At four degrees Celsius of peak warming relative to a pre-industrial climate, we would see between 12 and 16 metres of global sea level rise over the next 2,000 years.
If peak surface warming is limited to 3C, this range falls to between four and ten metres. If surface warming is limited to the Paris Agreement target of 2C, the range is two to six metres, and two to three metres for 1.5C.
These are big numbers that would present serious challenges to coastal communities around the world. There is also a large degree of uncertainty in how quickly we might reach several metres of sea level rise.
The speed of future sea level rise depends strongly on the response of the ice sheets. Known ‘fast ice processes’, particularly in Antarctica, could lead to a dramatic acceleration of sea level rise in the coming decades and centuries that follow.
Current scientific knowledge cannot rule out global sea level rise approaching five metres by 2150 and in excess of 15 metres by 2300 under a high greenhouse gas emissions scenario if these fast ice processes are triggered.
However, we know that this risk can be reduced substantially by limiting future warming through reduced greenhouse gases emissions.
What about the UK? In a helpful twist of fate, the relative proximity of the UK to Greenland means that the British Isles will experience almost no sea level rise from the Greenland ice sheet.
As ice is lost, there is a fall in sea level surrounding the ice sheet because the gravitational attraction acting on the ocean is reduced. The UK sits in the “sweet spot” where the local fall almost exactly balances the global rise in sea level from Greenland ice loss.
The main threat for the UK then, comes from Antarctica, which is unfortunately where the most ice and largest uncertainties lie. In addition, ongoing land uplift acts to reduce the rates of sea level rise in the northern UK, while land subsidence exacerbates sea level rise in the south.
The origin of this north-south divide can be traced back to Scotland during the last ice age. The Scottish landscape tells the story of an ancient environment that has been shaped by ice; from the spectacular U-shaped valleys of Strathspey and the western sea lochs, to the high and desolate Rannoch moor, which was once beneath the central dome of the British ice sheet.
The existence of that ice sheet is still making its presence felt in the changing sea levels around Scotland today. The Earth’s crust is still slowly reacting to the loss of ice, resulting in land uplift of up to about 1.5mm per year.
This counteracts sea level rise around the Scottish coast and raises a tantalising possibility; under a future with low greenhouse gas emissions sea level rise could be reduced to zero for much of the Scottish coastline. This possibility represents a rare ray of sunshine in the typically gloomy outlook for climate change.
The science is very clear: the fate of sea level rise, for the UK and the wider world, is dependent on the collective actions of the international community on future greenhouse gas emissions.

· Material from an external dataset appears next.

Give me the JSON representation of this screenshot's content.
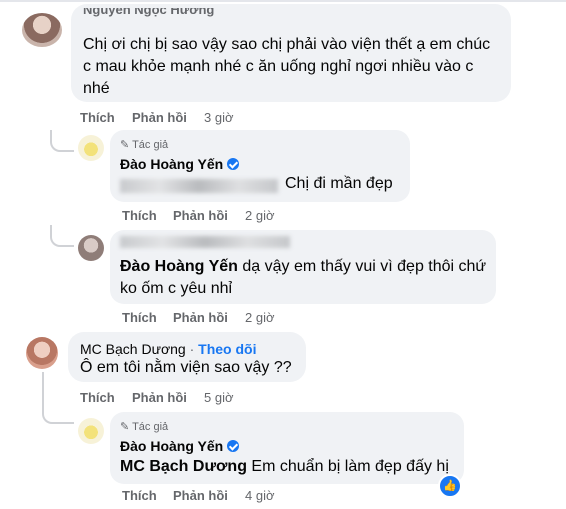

If we are able to limit future warming, we can avoid potentially catastrophic future sea level rise that will affect both the UK and countless millions of lives around the world.
For Scotland, there is a very real possibility that future generations could see local sea level rise reduced to zero in the coming centuries if the Paris Agreement’s warming targets are met.
But the window of opportunity to meet these targets is rapidly closing, and all eyes will be on Egypt in early November to see what progress can be made at the COP27 international climate summit.
Dr Matthew D Palmer is the lead scientist for sea level at the Met Office Hadley Centre and an associate professor at the University of Bristol